[MATERIAL TO PROCESS]
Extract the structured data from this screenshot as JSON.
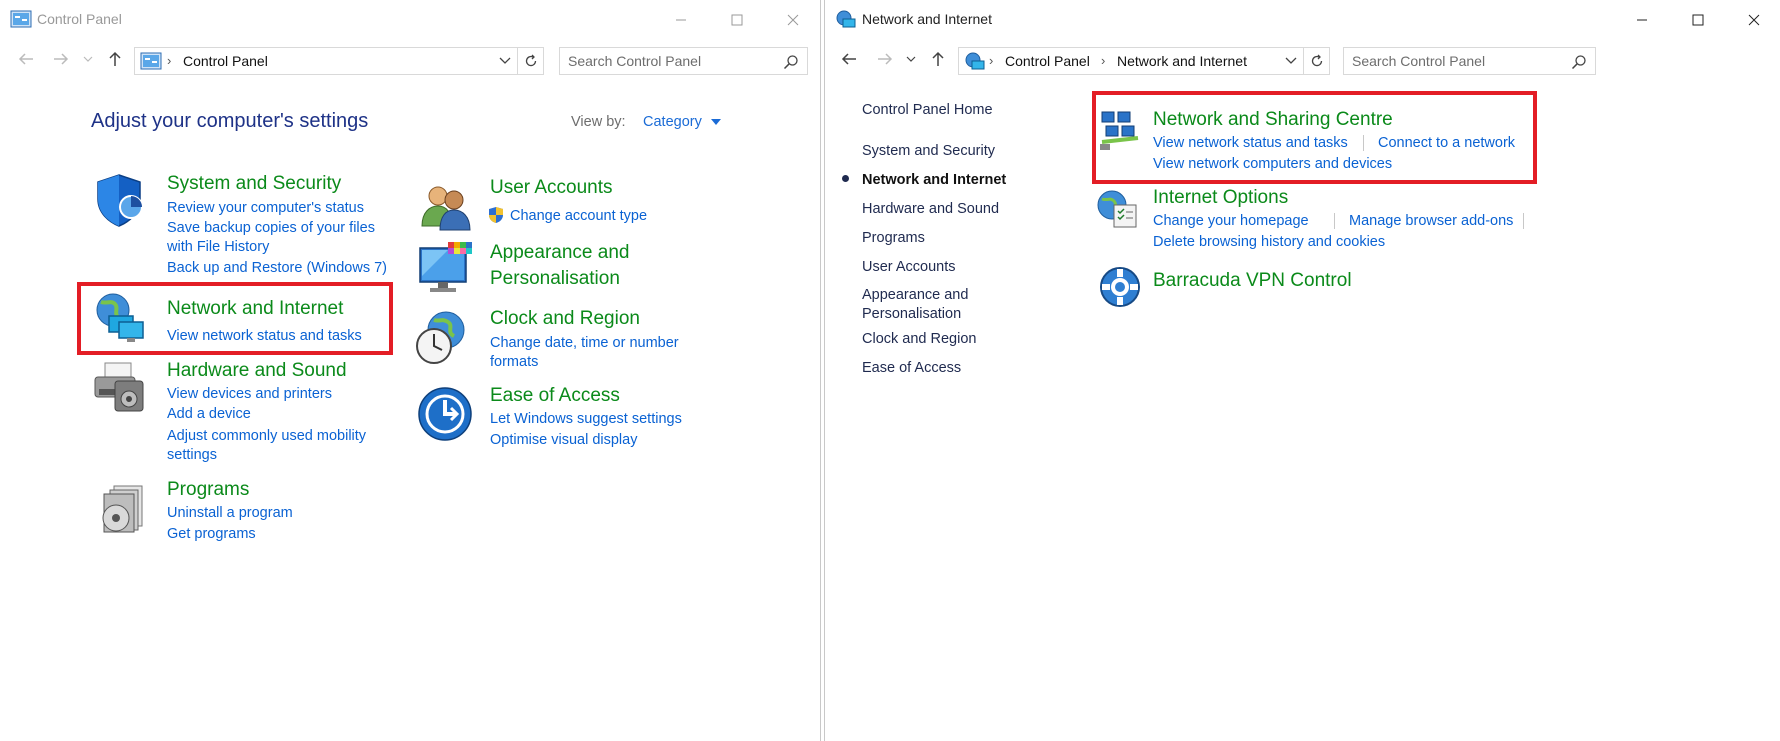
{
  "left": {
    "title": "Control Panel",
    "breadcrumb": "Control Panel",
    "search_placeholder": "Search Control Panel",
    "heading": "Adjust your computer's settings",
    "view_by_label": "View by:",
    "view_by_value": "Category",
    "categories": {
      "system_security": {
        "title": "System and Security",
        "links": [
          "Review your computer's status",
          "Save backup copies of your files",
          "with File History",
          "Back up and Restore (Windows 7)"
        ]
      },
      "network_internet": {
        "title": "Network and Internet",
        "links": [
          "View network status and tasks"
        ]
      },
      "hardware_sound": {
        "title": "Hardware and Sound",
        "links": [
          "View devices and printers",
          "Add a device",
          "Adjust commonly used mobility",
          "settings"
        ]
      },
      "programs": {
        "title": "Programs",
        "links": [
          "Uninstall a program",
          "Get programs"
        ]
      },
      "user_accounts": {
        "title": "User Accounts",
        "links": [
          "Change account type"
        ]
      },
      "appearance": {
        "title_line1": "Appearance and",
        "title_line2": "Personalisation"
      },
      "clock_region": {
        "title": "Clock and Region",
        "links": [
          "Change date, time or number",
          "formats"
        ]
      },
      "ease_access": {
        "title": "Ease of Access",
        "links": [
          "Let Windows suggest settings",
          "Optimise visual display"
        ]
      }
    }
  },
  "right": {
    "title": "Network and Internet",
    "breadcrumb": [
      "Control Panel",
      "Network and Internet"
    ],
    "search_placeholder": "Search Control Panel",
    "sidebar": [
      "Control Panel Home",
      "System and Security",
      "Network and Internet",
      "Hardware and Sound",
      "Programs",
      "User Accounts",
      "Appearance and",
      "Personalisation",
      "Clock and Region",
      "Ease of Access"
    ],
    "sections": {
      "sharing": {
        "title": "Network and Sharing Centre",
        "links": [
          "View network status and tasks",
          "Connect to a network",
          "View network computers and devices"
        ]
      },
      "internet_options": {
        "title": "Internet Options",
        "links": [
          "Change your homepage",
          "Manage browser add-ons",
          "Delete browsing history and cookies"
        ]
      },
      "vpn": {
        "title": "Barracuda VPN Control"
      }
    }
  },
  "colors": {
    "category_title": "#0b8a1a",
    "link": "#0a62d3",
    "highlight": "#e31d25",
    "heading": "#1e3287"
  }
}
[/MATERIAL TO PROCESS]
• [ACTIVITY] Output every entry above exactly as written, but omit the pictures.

• [TASK RESPONSE]
Extract the structured data from this screenshot as JSON.
{
  "left": {
    "title": "Control Panel",
    "breadcrumb": "Control Panel",
    "search_placeholder": "Search Control Panel",
    "heading": "Adjust your computer's settings",
    "view_by_label": "View by:",
    "view_by_value": "Category",
    "categories": {
      "system_security": {
        "title": "System and Security",
        "links": [
          "Review your computer's status",
          "Save backup copies of your files",
          "with File History",
          "Back up and Restore (Windows 7)"
        ]
      },
      "network_internet": {
        "title": "Network and Internet",
        "links": [
          "View network status and tasks"
        ]
      },
      "hardware_sound": {
        "title": "Hardware and Sound",
        "links": [
          "View devices and printers",
          "Add a device",
          "Adjust commonly used mobility",
          "settings"
        ]
      },
      "programs": {
        "title": "Programs",
        "links": [
          "Uninstall a program",
          "Get programs"
        ]
      },
      "user_accounts": {
        "title": "User Accounts",
        "links": [
          "Change account type"
        ]
      },
      "appearance": {
        "title_line1": "Appearance and",
        "title_line2": "Personalisation"
      },
      "clock_region": {
        "title": "Clock and Region",
        "links": [
          "Change date, time or number",
          "formats"
        ]
      },
      "ease_access": {
        "title": "Ease of Access",
        "links": [
          "Let Windows suggest settings",
          "Optimise visual display"
        ]
      }
    }
  },
  "right": {
    "title": "Network and Internet",
    "breadcrumb": [
      "Control Panel",
      "Network and Internet"
    ],
    "search_placeholder": "Search Control Panel",
    "sidebar": [
      "Control Panel Home",
      "System and Security",
      "Network and Internet",
      "Hardware and Sound",
      "Programs",
      "User Accounts",
      "Appearance and",
      "Personalisation",
      "Clock and Region",
      "Ease of Access"
    ],
    "sections": {
      "sharing": {
        "title": "Network and Sharing Centre",
        "links": [
          "View network status and tasks",
          "Connect to a network",
          "View network computers and devices"
        ]
      },
      "internet_options": {
        "title": "Internet Options",
        "links": [
          "Change your homepage",
          "Manage browser add-ons",
          "Delete browsing history and cookies"
        ]
      },
      "vpn": {
        "title": "Barracuda VPN Control"
      }
    }
  },
  "colors": {
    "category_title": "#0b8a1a",
    "link": "#0a62d3",
    "highlight": "#e31d25",
    "heading": "#1e3287"
  }
}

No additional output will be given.